EU impatience with the British over a failure to engage in detail in the negotiations has intensified, despite a series of papers published by the UK in the past fortnight. While EU officials acknowledge that the papers show that the British side is becoming more involved in the technical details of the negotiations, some of the papers – including suggestions about the Irish Border – were shot down by Brussels.

The British government is seeking to talk about the future trading relationship between the UK and the EU, but the EU says it will refuse to discuss these subjects until it is satisfied sufficient progress has been made on the “separation agreement” – including the rights of EU citizens in the UK, and vice versa, and the size of the divorce bill the UK must pay on exit.

The third item the EU wants to see progress on is matters relating to Ireland, but the British government has pointed out that until the future trading relationship is agreed, the future of the customs border will be uncertain.

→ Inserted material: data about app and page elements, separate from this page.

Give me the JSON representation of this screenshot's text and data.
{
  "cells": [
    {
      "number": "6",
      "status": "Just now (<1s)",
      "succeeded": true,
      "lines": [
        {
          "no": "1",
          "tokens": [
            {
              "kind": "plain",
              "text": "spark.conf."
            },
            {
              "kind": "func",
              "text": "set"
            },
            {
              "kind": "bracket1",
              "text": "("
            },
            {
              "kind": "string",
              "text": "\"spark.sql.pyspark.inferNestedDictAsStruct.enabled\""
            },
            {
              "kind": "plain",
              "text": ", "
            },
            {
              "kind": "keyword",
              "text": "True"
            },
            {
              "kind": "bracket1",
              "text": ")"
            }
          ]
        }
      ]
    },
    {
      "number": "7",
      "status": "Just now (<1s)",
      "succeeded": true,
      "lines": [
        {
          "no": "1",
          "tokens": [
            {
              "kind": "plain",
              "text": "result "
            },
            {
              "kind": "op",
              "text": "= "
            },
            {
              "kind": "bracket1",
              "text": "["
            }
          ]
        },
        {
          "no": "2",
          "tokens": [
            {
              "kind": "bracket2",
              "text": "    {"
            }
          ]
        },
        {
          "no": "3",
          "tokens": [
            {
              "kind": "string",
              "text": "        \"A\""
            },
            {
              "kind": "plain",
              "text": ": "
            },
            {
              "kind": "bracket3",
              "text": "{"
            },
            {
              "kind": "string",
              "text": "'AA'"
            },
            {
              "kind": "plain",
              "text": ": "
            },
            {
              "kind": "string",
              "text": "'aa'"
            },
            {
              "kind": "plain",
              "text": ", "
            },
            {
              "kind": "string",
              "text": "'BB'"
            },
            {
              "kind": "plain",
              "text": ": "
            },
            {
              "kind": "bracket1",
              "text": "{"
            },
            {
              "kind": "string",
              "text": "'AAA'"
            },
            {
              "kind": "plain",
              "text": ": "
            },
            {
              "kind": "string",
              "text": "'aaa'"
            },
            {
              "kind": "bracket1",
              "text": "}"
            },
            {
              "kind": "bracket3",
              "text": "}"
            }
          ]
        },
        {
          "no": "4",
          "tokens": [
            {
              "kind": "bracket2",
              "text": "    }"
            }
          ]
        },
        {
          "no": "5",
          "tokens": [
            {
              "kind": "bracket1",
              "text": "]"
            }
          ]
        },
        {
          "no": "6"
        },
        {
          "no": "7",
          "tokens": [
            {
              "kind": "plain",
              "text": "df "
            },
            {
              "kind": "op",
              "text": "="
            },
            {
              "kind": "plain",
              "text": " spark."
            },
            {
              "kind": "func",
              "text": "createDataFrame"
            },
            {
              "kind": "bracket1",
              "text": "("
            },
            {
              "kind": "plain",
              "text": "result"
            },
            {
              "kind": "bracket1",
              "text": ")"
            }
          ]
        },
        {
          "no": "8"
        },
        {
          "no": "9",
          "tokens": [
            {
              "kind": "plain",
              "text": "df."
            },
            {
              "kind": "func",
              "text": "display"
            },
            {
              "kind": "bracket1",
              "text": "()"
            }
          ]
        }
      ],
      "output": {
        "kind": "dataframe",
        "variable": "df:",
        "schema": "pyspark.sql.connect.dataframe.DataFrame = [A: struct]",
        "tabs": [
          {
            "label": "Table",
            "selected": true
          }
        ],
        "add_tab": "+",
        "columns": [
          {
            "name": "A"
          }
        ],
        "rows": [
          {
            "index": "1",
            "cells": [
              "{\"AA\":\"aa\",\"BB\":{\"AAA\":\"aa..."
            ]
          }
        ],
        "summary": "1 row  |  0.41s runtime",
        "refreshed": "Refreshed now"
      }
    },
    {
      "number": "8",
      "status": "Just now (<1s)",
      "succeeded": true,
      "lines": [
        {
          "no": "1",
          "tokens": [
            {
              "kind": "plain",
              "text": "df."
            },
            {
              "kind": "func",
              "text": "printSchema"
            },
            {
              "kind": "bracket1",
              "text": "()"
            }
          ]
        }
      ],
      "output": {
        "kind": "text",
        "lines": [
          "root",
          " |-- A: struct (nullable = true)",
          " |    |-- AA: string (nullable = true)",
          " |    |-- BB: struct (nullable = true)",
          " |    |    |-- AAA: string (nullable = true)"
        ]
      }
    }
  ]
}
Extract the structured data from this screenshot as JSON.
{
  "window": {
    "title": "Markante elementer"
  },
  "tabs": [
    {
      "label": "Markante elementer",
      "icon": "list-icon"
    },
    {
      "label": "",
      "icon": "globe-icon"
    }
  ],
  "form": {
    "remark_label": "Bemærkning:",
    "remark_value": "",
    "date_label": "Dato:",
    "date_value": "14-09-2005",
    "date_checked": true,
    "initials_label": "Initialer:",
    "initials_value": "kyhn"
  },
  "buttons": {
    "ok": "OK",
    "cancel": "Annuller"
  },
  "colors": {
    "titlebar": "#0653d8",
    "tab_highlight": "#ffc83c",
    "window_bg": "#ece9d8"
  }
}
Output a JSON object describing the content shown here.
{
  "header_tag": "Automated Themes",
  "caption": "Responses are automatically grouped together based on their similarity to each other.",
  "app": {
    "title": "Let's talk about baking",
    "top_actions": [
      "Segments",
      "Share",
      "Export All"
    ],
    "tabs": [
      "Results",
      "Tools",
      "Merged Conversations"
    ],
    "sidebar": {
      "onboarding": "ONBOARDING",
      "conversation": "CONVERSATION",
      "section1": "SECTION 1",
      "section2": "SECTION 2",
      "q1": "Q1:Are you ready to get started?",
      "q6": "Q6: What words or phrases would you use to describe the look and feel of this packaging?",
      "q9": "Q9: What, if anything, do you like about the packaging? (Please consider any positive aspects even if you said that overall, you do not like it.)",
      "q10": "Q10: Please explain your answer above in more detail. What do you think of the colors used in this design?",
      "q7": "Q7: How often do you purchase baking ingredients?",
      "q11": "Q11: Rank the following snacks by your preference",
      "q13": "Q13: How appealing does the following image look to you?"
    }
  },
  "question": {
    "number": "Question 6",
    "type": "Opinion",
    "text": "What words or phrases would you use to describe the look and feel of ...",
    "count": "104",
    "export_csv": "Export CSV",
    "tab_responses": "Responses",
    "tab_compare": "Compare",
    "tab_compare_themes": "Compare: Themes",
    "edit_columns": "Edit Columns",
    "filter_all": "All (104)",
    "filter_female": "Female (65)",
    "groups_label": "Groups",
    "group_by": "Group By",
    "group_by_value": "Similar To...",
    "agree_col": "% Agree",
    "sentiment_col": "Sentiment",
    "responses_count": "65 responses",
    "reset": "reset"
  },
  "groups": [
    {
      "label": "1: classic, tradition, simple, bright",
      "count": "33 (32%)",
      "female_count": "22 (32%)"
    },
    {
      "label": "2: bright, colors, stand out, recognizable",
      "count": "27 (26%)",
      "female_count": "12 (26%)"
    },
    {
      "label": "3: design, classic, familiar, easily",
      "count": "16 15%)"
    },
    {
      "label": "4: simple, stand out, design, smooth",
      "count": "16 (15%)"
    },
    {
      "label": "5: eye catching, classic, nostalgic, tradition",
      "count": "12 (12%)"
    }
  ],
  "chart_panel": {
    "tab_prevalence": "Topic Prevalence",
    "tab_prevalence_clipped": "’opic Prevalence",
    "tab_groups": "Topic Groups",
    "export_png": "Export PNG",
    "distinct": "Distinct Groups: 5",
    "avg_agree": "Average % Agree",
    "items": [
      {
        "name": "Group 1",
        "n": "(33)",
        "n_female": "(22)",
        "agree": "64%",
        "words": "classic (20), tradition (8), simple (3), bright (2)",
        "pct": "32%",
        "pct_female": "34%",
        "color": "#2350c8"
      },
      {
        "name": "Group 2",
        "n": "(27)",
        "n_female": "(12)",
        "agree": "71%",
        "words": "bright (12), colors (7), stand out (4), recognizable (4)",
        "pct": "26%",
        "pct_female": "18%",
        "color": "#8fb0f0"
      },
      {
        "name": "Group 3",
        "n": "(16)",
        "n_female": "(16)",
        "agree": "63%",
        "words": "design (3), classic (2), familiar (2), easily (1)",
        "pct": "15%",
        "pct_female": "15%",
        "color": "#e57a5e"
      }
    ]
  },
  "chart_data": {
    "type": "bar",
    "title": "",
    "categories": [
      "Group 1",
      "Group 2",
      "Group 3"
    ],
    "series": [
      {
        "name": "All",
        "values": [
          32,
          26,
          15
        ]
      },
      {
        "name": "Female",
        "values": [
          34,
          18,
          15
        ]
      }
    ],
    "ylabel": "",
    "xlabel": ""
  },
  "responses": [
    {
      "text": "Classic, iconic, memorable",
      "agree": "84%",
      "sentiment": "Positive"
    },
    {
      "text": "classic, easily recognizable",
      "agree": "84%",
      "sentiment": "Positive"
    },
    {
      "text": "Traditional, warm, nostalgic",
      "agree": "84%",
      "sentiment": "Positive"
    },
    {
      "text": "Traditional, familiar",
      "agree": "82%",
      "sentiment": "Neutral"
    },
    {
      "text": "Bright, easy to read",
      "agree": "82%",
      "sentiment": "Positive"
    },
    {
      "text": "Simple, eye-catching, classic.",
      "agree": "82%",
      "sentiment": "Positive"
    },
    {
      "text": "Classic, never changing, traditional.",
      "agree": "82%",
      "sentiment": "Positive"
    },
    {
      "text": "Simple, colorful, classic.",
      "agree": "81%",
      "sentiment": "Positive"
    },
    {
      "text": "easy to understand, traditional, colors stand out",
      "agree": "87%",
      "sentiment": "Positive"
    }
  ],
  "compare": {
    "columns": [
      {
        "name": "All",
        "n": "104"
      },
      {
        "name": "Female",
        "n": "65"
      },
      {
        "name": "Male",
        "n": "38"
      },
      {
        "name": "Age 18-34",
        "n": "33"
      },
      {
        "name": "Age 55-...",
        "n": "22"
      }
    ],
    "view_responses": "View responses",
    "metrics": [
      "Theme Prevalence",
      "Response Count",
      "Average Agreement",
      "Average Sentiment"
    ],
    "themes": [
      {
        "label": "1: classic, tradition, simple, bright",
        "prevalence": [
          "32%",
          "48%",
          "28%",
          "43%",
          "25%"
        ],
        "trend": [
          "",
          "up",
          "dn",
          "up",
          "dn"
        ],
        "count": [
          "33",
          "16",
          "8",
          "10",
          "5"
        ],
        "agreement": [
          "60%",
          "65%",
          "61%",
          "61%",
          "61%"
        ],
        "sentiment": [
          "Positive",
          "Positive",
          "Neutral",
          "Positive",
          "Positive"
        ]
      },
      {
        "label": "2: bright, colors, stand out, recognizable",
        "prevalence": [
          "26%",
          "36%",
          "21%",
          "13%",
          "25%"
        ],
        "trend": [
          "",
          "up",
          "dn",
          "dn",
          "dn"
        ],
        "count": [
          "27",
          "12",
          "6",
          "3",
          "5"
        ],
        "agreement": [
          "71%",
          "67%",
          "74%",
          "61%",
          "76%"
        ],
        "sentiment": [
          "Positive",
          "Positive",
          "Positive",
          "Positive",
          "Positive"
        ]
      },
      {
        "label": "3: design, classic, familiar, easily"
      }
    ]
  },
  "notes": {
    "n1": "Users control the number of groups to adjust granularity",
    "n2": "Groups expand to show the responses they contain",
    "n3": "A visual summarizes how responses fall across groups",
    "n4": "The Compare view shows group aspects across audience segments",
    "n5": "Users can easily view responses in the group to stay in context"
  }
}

Meanwhile, Minister for Foreign Affairs Simon Coveney, who is in Belfast for discussions with academics and business leaders on Brexit, said that the current position of the British government was “unsustainable”.

Mr Coveney told The Irish Times: “The British government is seeking to stay in the single market and the customs union and at the same time do trade deals of its own.

“Essentially it is seeking shelter from the European Union and the sunshine on the outside. It wants the best of both worlds, and that is not going to work.

“Britain is trying to sell the notion that it is reclaiming its sovereignty and securing trade advantages while insisting its economy is so important to other EU countries that it requires free trade. The two positions are not compatible.”